Alas, because language is in a constant state of flux, a lexicographer’s work is never done. The first edition of the Oxford English Dictionary (OED), replete with 414,825 words, was completed in 1928 and ceremonial presentations were made to President Calvin Coolidge and His Majesty King George V. Supplements ensued […]
Articles written by: Howard Richler
Whereas all agree that a rose is a flower, it is not as clear what to call a tomato.
I first became aware of a penchant for political verbal diarrhea back in 1993. CBC journalist, Hana Gartner, was interviewing then Prime Minister Jean Chrétien.
It was 1931 when American architect Alfred Butts joined the bulging ranks of the unemployed. There just weren’t many buildings being erected so Butts decided to construct something else – a game for adults.
As this year marks the centenary of the commencement of First World War, it occurs to me that one of the reasons for the immense popularity of the television series Downton Abbey derives from the dynamic era it displayed in earlier seasons. During the helter-skelter years of WWI great social […]
Harris Academy, a girls’ high school in South London, wasn’t impressed by the manner its students were rendering the language of Shakespeare. To wit, last October it banned the use of slang by students throughout most of the institution. School principal Chris Everitt introduced this list of eight forbidden words […]

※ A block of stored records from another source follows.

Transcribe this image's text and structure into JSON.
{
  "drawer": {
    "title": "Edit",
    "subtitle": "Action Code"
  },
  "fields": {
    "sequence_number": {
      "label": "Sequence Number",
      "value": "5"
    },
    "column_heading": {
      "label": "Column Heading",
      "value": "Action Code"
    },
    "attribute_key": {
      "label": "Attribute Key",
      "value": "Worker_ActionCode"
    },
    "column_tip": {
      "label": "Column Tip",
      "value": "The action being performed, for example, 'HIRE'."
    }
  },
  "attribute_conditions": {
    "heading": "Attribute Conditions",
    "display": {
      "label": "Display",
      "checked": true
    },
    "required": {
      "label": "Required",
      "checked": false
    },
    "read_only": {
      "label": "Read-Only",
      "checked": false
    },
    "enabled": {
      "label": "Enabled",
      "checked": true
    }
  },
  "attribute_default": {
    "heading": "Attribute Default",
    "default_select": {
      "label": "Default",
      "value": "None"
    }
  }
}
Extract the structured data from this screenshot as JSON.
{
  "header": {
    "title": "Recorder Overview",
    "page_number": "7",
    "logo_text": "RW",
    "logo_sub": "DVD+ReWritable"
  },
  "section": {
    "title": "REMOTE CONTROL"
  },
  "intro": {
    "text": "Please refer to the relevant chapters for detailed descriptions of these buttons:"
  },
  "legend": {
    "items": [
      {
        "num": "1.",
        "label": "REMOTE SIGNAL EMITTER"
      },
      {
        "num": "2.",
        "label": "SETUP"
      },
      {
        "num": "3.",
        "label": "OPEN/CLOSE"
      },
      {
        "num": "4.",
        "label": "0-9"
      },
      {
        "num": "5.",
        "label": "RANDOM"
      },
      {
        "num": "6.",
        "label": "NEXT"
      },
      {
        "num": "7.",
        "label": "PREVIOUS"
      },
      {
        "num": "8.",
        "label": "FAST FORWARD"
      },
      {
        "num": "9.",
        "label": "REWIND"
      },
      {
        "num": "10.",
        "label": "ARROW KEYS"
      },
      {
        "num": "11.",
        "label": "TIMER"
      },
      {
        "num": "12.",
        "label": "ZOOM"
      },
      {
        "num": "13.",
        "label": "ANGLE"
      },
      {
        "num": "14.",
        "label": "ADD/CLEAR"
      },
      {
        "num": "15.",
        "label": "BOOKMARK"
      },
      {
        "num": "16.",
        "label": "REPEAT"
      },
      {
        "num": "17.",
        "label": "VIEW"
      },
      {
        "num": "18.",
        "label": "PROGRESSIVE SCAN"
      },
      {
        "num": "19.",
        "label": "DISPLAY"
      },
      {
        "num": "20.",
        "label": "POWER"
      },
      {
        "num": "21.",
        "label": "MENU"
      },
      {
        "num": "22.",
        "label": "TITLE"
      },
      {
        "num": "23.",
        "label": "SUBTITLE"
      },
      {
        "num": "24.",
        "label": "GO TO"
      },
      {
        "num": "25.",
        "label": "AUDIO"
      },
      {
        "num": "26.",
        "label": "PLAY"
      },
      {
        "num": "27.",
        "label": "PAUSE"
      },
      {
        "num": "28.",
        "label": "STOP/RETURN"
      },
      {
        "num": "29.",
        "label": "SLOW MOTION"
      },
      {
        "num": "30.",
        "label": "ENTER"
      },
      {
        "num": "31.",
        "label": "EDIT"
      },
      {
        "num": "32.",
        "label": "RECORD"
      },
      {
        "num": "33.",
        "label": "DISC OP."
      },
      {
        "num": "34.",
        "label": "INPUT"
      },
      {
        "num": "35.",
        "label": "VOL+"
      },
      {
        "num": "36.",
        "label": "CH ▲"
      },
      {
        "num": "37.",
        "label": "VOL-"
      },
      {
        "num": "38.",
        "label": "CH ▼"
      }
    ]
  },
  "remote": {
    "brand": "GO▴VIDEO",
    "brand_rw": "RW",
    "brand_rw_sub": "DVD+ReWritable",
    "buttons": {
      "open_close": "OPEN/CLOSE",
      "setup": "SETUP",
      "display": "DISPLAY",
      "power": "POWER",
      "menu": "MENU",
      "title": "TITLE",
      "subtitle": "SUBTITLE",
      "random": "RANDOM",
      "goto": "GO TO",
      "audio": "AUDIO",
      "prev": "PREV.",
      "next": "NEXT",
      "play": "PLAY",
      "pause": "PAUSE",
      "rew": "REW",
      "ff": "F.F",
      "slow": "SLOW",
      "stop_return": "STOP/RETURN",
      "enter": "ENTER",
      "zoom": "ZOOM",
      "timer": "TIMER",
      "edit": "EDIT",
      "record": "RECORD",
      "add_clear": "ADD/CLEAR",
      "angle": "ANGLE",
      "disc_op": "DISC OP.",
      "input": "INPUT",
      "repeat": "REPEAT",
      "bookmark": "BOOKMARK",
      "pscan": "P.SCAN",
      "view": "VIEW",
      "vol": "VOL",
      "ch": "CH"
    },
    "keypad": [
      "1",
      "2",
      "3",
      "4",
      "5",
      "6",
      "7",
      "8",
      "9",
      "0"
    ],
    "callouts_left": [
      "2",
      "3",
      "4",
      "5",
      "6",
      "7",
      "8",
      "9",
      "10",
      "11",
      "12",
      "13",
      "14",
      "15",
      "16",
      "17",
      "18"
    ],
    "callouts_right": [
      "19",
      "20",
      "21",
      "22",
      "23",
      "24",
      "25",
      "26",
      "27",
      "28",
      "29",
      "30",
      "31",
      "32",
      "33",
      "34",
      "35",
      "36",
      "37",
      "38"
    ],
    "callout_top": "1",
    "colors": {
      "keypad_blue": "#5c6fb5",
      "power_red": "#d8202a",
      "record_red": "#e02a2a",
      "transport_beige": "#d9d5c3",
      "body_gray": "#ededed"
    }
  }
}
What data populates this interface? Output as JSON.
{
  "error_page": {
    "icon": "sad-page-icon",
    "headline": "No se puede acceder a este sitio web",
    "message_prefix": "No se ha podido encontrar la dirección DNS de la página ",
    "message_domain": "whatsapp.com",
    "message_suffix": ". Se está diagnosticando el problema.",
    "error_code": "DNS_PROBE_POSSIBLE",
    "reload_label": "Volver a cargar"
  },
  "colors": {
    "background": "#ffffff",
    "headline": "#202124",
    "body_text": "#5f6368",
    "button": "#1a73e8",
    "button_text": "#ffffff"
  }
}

Fewer than one-third of English words stem from the original Anglo-Saxon word stock and to some extent the language’s ascendancy lies in the internationality of its words. Even with its grammatical irregularities and illogical pronunciation and spelling, English is best suited to be the world’s bridge tongue because of its […]